Science topics are taught either as discreet units or form part of the Creative Curriculum. Topics such as Rocks (in year 3), The Blue Abyss (in year 4), Earth and Space (in year 5) and Galapagos (in year 6) form a large part of the Creative Curriculum unit. We look for opportunities to combine scientific learning and other subject areas to enhance the children’s understanding across the curriculum. Where there is no meaningful link or we feel the scientific understanding would improve from a discrete unit, we teach in this style. We cover all areas of the National Curriculum and cover a range of biology, chemistry and physics and a balance of conceptual knowledge and development of enquiry skills are developed through each unit. Children are taught to use a range of scientific equipment and the health and safety risks associated with them.
Dr Metcalfe, our Outreach Science specialist, has worked alongside the subject leader to discuss the secondary science curriculum and has worked collaboratively to ensure the knowledge and skills being covered will prepare students well for Key Stage 3 and 4.

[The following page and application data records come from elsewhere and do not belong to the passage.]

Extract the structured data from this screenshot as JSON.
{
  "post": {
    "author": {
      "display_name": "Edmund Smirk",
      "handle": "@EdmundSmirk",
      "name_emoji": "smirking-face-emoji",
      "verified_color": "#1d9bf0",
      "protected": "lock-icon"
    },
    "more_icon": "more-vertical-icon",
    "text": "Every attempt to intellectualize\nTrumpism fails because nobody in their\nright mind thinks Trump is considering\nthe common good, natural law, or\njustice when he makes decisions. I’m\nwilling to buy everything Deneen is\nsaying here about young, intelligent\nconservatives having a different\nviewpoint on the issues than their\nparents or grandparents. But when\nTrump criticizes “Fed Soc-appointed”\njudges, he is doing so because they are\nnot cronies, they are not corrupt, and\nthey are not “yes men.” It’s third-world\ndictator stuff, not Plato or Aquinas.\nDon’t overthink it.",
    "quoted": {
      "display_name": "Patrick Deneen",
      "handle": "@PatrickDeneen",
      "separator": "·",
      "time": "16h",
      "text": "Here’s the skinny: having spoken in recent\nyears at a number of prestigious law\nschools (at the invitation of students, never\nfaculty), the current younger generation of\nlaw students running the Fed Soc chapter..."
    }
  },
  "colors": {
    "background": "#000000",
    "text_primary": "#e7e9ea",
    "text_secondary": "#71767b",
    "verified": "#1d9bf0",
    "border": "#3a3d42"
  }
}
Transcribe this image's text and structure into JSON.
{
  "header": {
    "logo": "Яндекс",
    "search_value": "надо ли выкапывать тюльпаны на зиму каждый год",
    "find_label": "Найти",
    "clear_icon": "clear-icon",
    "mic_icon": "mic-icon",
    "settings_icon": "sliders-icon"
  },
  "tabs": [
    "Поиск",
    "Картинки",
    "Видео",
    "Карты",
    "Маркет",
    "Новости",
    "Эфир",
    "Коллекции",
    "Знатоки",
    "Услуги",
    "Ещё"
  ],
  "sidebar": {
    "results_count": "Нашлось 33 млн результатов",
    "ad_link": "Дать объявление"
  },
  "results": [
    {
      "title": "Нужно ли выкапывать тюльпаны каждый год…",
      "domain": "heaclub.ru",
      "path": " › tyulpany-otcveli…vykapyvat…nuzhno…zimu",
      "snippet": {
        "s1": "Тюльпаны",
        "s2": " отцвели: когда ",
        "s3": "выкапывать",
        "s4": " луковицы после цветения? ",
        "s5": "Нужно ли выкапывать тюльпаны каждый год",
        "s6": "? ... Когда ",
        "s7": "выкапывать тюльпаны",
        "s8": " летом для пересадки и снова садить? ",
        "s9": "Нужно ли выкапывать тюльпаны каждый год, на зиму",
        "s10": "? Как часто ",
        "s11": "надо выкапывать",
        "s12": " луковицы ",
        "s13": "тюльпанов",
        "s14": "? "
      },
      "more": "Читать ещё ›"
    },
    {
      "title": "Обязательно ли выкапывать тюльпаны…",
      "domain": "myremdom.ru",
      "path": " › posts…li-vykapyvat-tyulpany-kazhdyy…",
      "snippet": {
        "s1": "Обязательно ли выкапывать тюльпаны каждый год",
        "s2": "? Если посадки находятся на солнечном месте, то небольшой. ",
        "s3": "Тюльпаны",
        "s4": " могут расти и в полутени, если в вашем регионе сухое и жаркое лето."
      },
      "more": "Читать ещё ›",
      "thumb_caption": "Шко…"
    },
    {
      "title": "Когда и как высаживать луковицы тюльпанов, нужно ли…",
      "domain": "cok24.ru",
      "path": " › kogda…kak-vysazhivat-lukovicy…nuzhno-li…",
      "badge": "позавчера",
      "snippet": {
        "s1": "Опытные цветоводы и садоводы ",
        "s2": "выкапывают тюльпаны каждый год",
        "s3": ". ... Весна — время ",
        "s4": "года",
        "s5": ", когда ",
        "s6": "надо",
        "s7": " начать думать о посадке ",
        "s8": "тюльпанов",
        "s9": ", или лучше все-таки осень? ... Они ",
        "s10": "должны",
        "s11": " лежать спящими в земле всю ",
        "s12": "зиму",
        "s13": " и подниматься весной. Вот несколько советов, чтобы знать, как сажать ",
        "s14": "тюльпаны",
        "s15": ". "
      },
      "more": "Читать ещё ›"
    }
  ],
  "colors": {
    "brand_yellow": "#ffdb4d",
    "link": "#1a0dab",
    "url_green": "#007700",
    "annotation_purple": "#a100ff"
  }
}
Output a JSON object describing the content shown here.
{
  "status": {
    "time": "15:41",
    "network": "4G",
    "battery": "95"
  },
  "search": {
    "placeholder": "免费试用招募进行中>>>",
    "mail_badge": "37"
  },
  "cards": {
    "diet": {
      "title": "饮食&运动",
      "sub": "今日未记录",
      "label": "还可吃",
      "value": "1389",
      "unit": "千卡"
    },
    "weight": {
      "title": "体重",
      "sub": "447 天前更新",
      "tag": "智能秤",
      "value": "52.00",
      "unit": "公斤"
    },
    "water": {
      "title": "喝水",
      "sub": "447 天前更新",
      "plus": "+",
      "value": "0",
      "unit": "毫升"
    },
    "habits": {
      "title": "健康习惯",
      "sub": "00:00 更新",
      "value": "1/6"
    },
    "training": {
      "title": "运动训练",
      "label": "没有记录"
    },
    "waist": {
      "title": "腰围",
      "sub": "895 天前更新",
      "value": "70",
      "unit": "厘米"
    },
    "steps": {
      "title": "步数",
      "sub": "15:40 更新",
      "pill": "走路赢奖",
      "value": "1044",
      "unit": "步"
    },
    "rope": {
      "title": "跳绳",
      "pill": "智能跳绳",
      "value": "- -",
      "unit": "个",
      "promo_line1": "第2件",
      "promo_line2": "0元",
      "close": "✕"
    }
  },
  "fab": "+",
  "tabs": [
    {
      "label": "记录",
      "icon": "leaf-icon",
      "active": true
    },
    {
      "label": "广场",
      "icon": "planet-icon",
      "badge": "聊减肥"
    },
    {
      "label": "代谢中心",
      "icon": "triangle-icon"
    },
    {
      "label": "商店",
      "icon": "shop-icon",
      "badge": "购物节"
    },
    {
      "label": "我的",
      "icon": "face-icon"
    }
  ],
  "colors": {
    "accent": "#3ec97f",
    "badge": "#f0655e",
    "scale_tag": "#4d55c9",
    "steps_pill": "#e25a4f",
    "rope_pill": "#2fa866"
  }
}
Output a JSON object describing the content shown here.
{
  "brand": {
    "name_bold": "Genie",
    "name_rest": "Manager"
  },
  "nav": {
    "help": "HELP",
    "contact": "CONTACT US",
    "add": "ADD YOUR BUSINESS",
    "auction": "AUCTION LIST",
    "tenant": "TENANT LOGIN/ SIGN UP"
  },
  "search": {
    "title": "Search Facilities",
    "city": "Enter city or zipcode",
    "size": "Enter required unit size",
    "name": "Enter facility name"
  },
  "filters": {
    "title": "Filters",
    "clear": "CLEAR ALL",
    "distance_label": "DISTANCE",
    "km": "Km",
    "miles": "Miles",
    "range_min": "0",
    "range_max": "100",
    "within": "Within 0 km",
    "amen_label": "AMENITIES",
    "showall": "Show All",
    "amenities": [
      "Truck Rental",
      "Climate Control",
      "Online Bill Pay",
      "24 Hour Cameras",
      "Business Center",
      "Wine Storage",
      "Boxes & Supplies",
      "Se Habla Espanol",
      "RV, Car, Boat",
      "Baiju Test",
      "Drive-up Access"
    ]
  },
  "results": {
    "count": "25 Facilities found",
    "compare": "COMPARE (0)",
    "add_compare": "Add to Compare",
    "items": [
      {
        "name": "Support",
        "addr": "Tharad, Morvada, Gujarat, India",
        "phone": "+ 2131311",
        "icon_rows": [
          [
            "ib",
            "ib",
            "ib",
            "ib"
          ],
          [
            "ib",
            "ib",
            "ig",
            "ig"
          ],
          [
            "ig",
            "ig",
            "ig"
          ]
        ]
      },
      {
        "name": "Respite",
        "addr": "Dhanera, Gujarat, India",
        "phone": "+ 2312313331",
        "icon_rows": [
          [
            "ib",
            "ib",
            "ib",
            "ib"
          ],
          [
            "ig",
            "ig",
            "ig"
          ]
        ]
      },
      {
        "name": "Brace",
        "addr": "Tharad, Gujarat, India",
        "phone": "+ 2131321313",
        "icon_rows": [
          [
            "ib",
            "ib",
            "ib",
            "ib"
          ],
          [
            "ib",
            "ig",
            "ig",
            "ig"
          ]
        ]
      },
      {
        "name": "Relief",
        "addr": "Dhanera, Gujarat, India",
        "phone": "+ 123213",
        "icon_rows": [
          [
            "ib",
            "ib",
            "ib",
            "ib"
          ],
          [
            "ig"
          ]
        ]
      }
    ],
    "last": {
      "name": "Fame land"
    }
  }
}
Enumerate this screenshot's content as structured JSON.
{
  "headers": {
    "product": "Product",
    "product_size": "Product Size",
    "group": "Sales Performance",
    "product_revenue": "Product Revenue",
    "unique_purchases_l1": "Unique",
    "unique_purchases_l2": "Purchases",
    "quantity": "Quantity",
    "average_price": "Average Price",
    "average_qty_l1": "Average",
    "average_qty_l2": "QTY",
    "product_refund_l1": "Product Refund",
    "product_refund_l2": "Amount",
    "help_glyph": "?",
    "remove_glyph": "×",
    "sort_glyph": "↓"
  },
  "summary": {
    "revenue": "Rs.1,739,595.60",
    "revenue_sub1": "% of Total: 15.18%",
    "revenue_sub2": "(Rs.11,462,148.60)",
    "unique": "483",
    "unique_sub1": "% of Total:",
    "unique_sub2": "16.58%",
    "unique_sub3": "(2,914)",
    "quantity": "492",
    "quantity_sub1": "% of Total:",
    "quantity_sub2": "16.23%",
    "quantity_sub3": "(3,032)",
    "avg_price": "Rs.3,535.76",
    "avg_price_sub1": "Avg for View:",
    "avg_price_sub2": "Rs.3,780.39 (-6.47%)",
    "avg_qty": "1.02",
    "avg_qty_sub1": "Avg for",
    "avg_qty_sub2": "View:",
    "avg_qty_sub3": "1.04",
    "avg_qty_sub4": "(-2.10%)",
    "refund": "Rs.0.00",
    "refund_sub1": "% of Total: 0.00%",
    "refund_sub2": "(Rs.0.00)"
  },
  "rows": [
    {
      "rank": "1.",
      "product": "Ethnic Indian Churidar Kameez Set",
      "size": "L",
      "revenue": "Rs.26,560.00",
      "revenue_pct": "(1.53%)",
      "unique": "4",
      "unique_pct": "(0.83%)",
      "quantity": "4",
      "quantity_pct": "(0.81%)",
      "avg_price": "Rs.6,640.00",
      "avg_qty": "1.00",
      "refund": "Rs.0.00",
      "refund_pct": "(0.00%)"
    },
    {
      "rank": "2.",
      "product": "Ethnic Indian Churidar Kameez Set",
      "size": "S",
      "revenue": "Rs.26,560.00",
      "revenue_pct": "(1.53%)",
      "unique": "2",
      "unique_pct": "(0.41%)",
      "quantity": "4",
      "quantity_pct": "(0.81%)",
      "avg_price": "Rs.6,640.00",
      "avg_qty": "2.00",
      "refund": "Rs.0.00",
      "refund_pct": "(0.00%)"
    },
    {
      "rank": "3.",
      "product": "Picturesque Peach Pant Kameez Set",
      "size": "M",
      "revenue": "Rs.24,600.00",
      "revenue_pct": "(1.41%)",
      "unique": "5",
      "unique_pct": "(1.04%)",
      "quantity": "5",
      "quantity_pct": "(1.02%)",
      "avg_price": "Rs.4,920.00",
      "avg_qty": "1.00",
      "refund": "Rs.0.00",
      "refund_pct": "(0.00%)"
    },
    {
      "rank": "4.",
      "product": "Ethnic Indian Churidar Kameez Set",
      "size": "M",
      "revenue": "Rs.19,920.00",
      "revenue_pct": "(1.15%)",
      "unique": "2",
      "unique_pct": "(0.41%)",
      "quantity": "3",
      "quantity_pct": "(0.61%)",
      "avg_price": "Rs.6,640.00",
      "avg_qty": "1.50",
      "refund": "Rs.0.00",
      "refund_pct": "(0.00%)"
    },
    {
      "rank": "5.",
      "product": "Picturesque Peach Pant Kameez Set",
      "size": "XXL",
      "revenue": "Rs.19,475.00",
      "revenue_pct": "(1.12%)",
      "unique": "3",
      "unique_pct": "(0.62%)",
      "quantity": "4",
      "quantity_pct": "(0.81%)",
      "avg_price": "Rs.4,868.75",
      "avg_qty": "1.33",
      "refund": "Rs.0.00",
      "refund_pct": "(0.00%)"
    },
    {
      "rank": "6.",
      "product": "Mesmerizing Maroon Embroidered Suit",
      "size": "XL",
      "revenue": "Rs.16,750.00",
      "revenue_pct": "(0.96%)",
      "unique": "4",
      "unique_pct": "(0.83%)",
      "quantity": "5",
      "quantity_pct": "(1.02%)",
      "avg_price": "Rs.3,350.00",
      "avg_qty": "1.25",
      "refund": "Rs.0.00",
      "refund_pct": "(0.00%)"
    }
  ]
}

At the end of a unit of science, the children complete an assessment paper from the HeadStart scheme. These papers help to support teachers with their assessment and combined with the teacher’s knowledge of the child in class, help to give an accurate picture of where the children are. Staff assess the children as Working Towards the Expected Standard, Working At the Expected Standard or Working Above the Expected Standard.
This assessment information is then recorded on a class overview which can then be handed over to new teachers on transition and allows for tracking of a child’s progress in science throughout the school.
During the course of the year, children will have the opportunity to take part in designing and carrying out scientific enquiries which enables the teacher to see which scientific skills the children are most secure with and areas that need further development. At the end of the year children are assessed on their ability to work scientifically; these are judged with the same assessment descriptors.